David Boies’ firm resigned as Adelphia special counsel after it was learned that Boies’ family members owned a company that owned, through another company, a document management company Adelphia had hired on the Boies’ firm’s recommendation. Lest you think document management is small potatoes, Adelphia has paid $5-$10 million for its services.
The main Boies lawyer on the case says this was inadvertent. I assume that means they didn’t check fully enough for conflicts. I wonder if, on this assumption, the firm should be liable for malpractice, the damages being the extra fees and expenses incurred because of the need to switch counsel.

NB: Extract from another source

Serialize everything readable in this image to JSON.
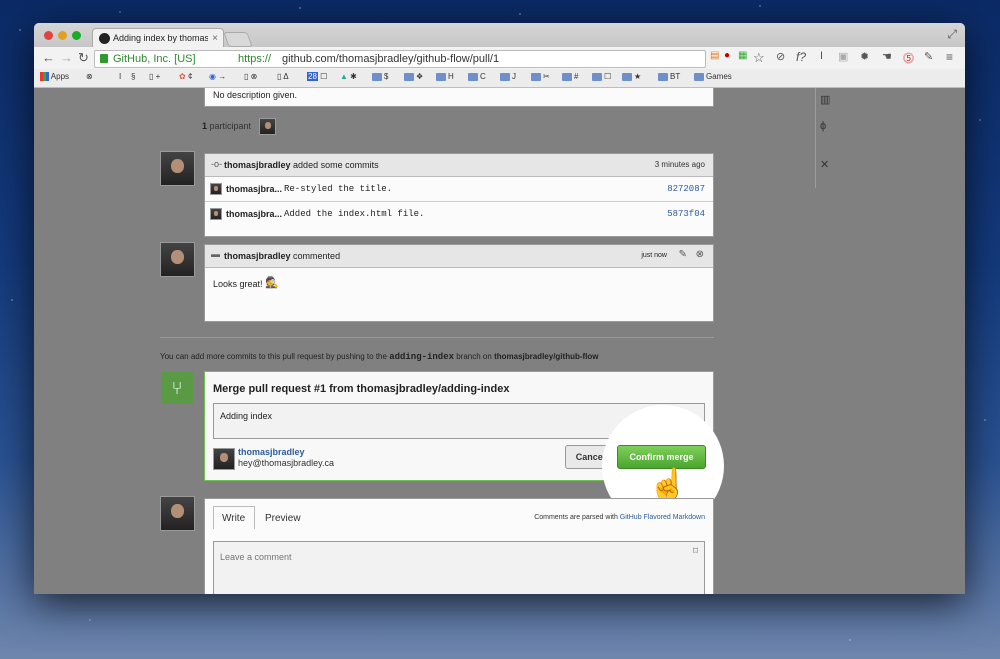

If the conflict was known, then there’s obviously a bigger problem. The Boies’ lawyer notes that the document management firm’s fees were approved by the Adelphia trustee and the bankruptcy court’s fee committee. But of course they didn’t know about the conflict.
Should it be criminal? Sounds like a run-of-the-mill conflict of interest, triggering civil damages. But you never know these days, do you? After all, the special counsel’s firm should be Caesar’s wife, shouldn’t it? With criminal penalties when Caesar’s wife has her hand in the cookie jar, so to speak? Of course this is just hypothetical. But then I wonder how they could have completely missed this conflict.
Originally posted by Prof. Larry Ribstein on Ideoblog